**ABOUT THIS TASK:** Under this task are some entries; return every one of them exactly.

** Opening DATASET ENTRIES block **

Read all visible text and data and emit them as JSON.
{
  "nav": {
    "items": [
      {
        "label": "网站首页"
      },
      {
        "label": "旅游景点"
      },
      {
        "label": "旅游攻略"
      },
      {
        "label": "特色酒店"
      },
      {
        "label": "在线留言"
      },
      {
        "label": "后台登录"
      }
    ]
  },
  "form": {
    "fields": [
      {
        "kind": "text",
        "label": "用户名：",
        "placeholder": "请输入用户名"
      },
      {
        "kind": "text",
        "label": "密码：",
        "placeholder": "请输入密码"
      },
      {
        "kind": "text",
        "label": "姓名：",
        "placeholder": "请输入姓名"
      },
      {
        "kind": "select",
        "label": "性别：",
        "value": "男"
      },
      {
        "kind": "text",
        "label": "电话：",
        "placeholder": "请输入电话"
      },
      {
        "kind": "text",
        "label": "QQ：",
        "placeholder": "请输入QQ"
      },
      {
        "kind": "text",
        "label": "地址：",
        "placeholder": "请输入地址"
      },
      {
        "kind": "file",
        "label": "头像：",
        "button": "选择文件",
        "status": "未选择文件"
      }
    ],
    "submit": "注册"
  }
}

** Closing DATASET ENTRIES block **

**OUTPUT FOR THIS EXERCISE:**
Read all visible text and data and emit them as JSON.
{
  "nav": {
    "items": [
      {
        "label": "网站首页"
      },
      {
        "label": "旅游景点"
      },
      {
        "label": "旅游攻略"
      },
      {
        "label": "特色酒店"
      },
      {
        "label": "在线留言"
      },
      {
        "label": "后台登录"
      }
    ]
  },
  "form": {
    "fields": [
      {
        "kind": "text",
        "label": "用户名：",
        "placeholder": "请输入用户名"
      },
      {
        "kind": "text",
        "label": "密码：",
        "placeholder": "请输入密码"
      },
      {
        "kind": "text",
        "label": "姓名：",
        "placeholder": "请输入姓名"
      },
      {
        "kind": "select",
        "label": "性别：",
        "value": "男"
      },
      {
        "kind": "text",
        "label": "电话：",
        "placeholder": "请输入电话"
      },
      {
        "kind": "text",
        "label": "QQ：",
        "placeholder": "请输入QQ"
      },
      {
        "kind": "text",
        "label": "地址：",
        "placeholder": "请输入地址"
      },
      {
        "kind": "file",
        "label": "头像：",
        "button": "选择文件",
        "status": "未选择文件"
      }
    ],
    "submit": "注册"
  }
}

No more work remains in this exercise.